Your assignment: From the data, copy out every line in which the word "全国团体标准信息平台" appears.

** Opening Provided material block **

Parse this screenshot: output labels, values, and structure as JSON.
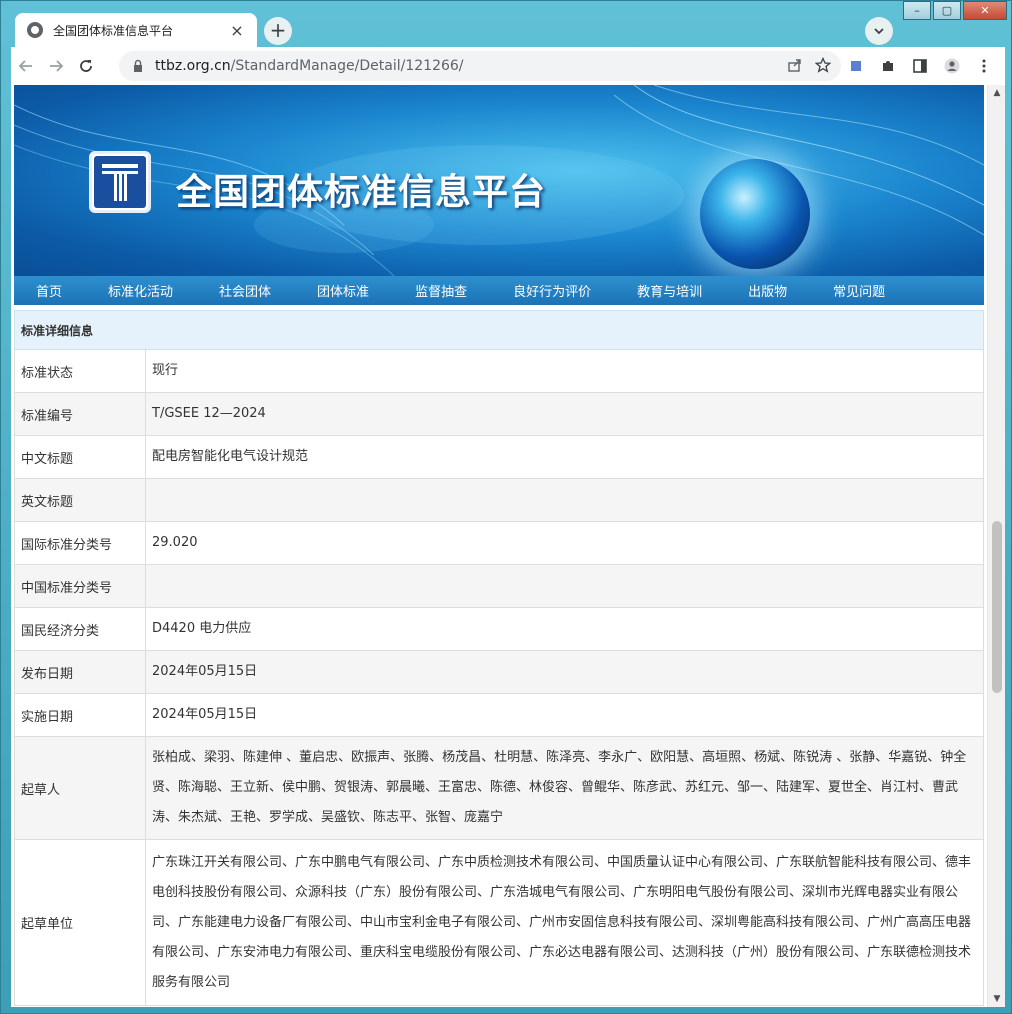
{
  "browser": {
    "tab_title": "全国团体标准信息平台",
    "url_host": "ttbz.org.cn",
    "url_path": "/StandardManage/Detail/121266/"
  },
  "site": {
    "title": "全国团体标准信息平台"
  },
  "nav": [
    "首页",
    "标准化活动",
    "社会团体",
    "团体标准",
    "监督抽查",
    "良好行为评价",
    "教育与培训",
    "出版物",
    "常见问题"
  ],
  "detail": {
    "header": "标准详细信息",
    "rows": [
      {
        "label": "标准状态",
        "value": "现行"
      },
      {
        "label": "标准编号",
        "value": "T/GSEE 12—2024"
      },
      {
        "label": "中文标题",
        "value": "配电房智能化电气设计规范"
      },
      {
        "label": "英文标题",
        "value": ""
      },
      {
        "label": "国际标准分类号",
        "value": "29.020"
      },
      {
        "label": "中国标准分类号",
        "value": ""
      },
      {
        "label": "国民经济分类",
        "value": "D4420 电力供应"
      },
      {
        "label": "发布日期",
        "value": "2024年05月15日"
      },
      {
        "label": "实施日期",
        "value": "2024年05月15日"
      },
      {
        "label": "起草人",
        "value": "张柏成、梁羽、陈建伸 、董启忠、欧振声、张腾、杨茂昌、杜明慧、陈泽亮、李永广、欧阳慧、高垣照、杨斌、陈锐涛 、张静、华嘉锐、钟全贤、陈海聪、王立新、侯中鹏、贺银涛、郭晨曦、王富忠、陈德、林俊容、曾鲲华、陈彦武、苏红元、邹一、陆建军、夏世全、肖江村、曹武涛、朱杰斌、王艳、罗学成、吴盛钦、陈志平、张智、庞嘉宁"
      },
      {
        "label": "起草单位",
        "value": "广东珠江开关有限公司、广东中鹏电气有限公司、广东中质检测技术有限公司、中国质量认证中心有限公司、广东联航智能科技有限公司、德丰电创科技股份有限公司、众源科技（广东）股份有限公司、广东浩城电气有限公司、广东明阳电气股份有限公司、深圳市光辉电器实业有限公司、广东能建电力设备厂有限公司、中山市宝利金电子有限公司、广州市安固信息科技有限公司、深圳粤能高科技有限公司、广州广高高压电器有限公司、广东安沛电力有限公司、重庆科宝电缆股份有限公司、广东必达电器有限公司、达测科技（广州）股份有限公司、广东联德检测技术服务有限公司"
      }
    ]
  }
}
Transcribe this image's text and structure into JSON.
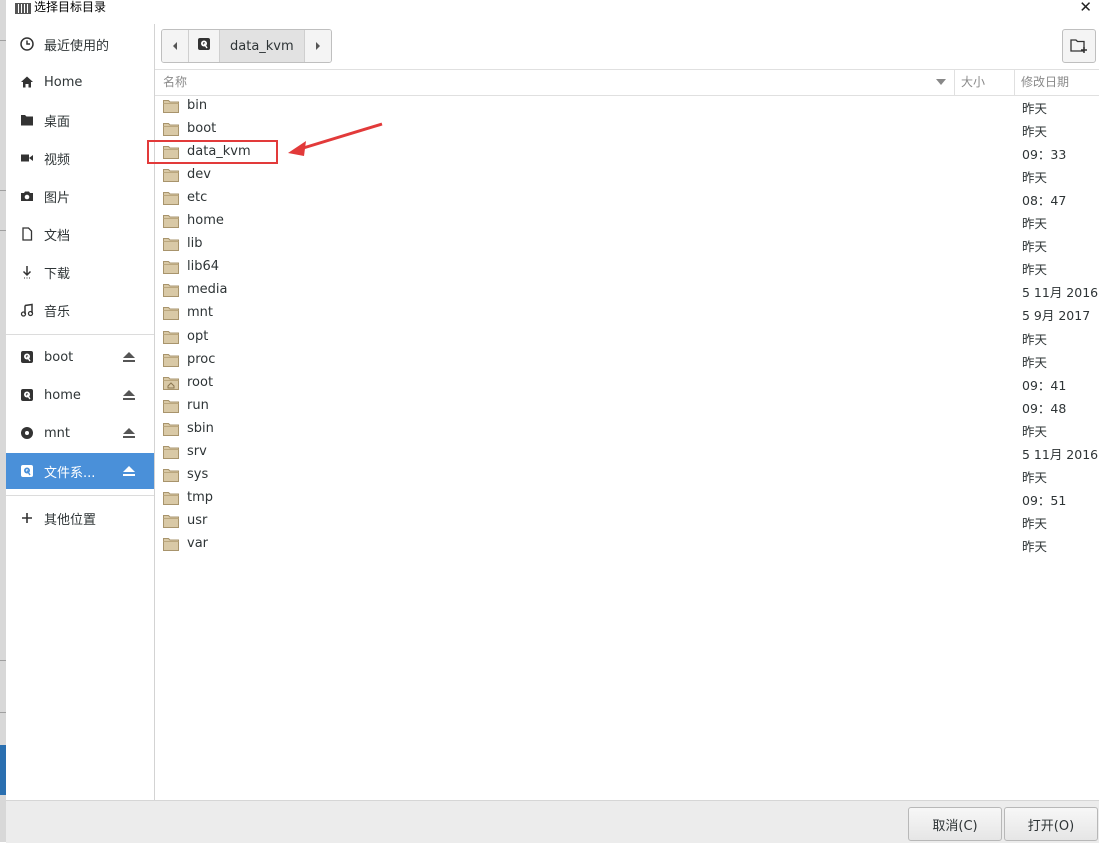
{
  "window": {
    "title": "选择目标目录"
  },
  "sidebar": {
    "places": [
      {
        "label": "最近使用的",
        "icon": "clock-icon"
      },
      {
        "label": "Home",
        "icon": "home-icon"
      },
      {
        "label": "桌面",
        "icon": "desktop-folder-icon"
      },
      {
        "label": "视频",
        "icon": "video-icon"
      },
      {
        "label": "图片",
        "icon": "camera-icon"
      },
      {
        "label": "文档",
        "icon": "document-icon"
      },
      {
        "label": "下载",
        "icon": "download-icon"
      },
      {
        "label": "音乐",
        "icon": "music-icon"
      }
    ],
    "devices": [
      {
        "label": "boot",
        "icon": "drive-icon",
        "eject": true
      },
      {
        "label": "home",
        "icon": "drive-icon",
        "eject": true
      },
      {
        "label": "mnt",
        "icon": "disc-icon",
        "eject": true
      },
      {
        "label": "文件系...",
        "icon": "drive-icon",
        "eject": true,
        "active": true
      }
    ],
    "other": {
      "label": "其他位置",
      "icon": "plus-icon"
    }
  },
  "pathbar": {
    "crumb": "data_kvm"
  },
  "columns": {
    "name": "名称",
    "size": "大小",
    "modified": "修改日期"
  },
  "files": [
    {
      "name": "bin",
      "date": "昨天"
    },
    {
      "name": "boot",
      "date": "昨天"
    },
    {
      "name": "data_kvm",
      "date": "09：33"
    },
    {
      "name": "dev",
      "date": "昨天"
    },
    {
      "name": "etc",
      "date": "08：47"
    },
    {
      "name": "home",
      "date": "昨天"
    },
    {
      "name": "lib",
      "date": "昨天"
    },
    {
      "name": "lib64",
      "date": "昨天"
    },
    {
      "name": "media",
      "date": "5 11月 2016"
    },
    {
      "name": "mnt",
      "date": "5 9月 2017"
    },
    {
      "name": "opt",
      "date": "昨天"
    },
    {
      "name": "proc",
      "date": "昨天"
    },
    {
      "name": "root",
      "date": "09：41",
      "home_folder": true
    },
    {
      "name": "run",
      "date": "09：48"
    },
    {
      "name": "sbin",
      "date": "昨天"
    },
    {
      "name": "srv",
      "date": "5 11月 2016"
    },
    {
      "name": "sys",
      "date": "昨天"
    },
    {
      "name": "tmp",
      "date": "09：51"
    },
    {
      "name": "usr",
      "date": "昨天"
    },
    {
      "name": "var",
      "date": "昨天"
    }
  ],
  "buttons": {
    "cancel": "取消(C)",
    "open": "打开(O)"
  },
  "colors": {
    "accent": "#4a90d9",
    "annotation": "#e23a3a",
    "folder": "#d9c9a6"
  }
}
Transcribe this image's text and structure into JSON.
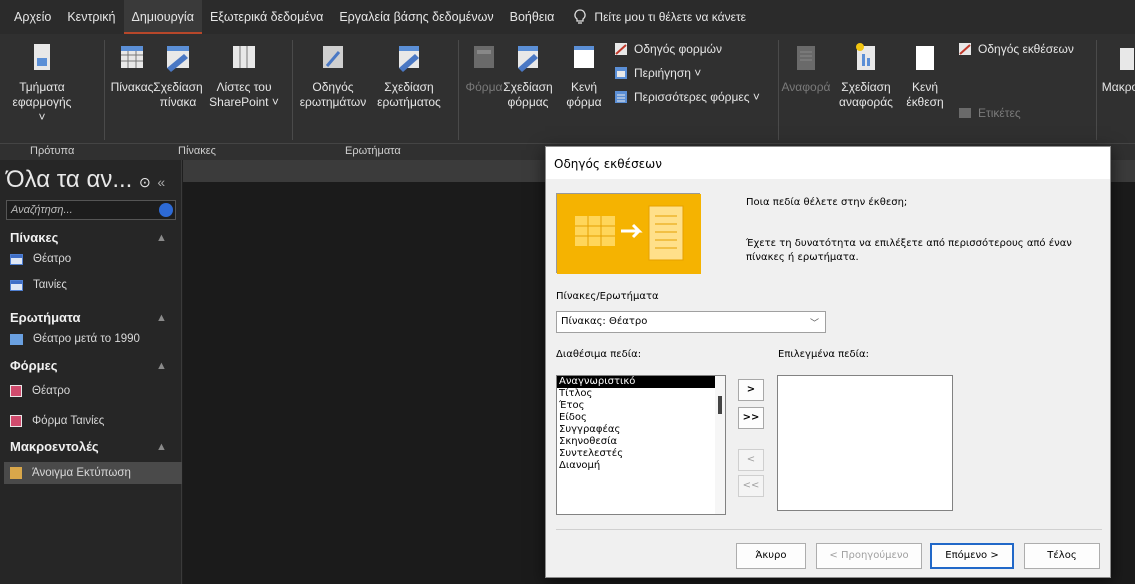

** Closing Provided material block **

Written reply:
    "tab_title": "全国团体标准信息平台",
    "title": "全国团体标准信息平台"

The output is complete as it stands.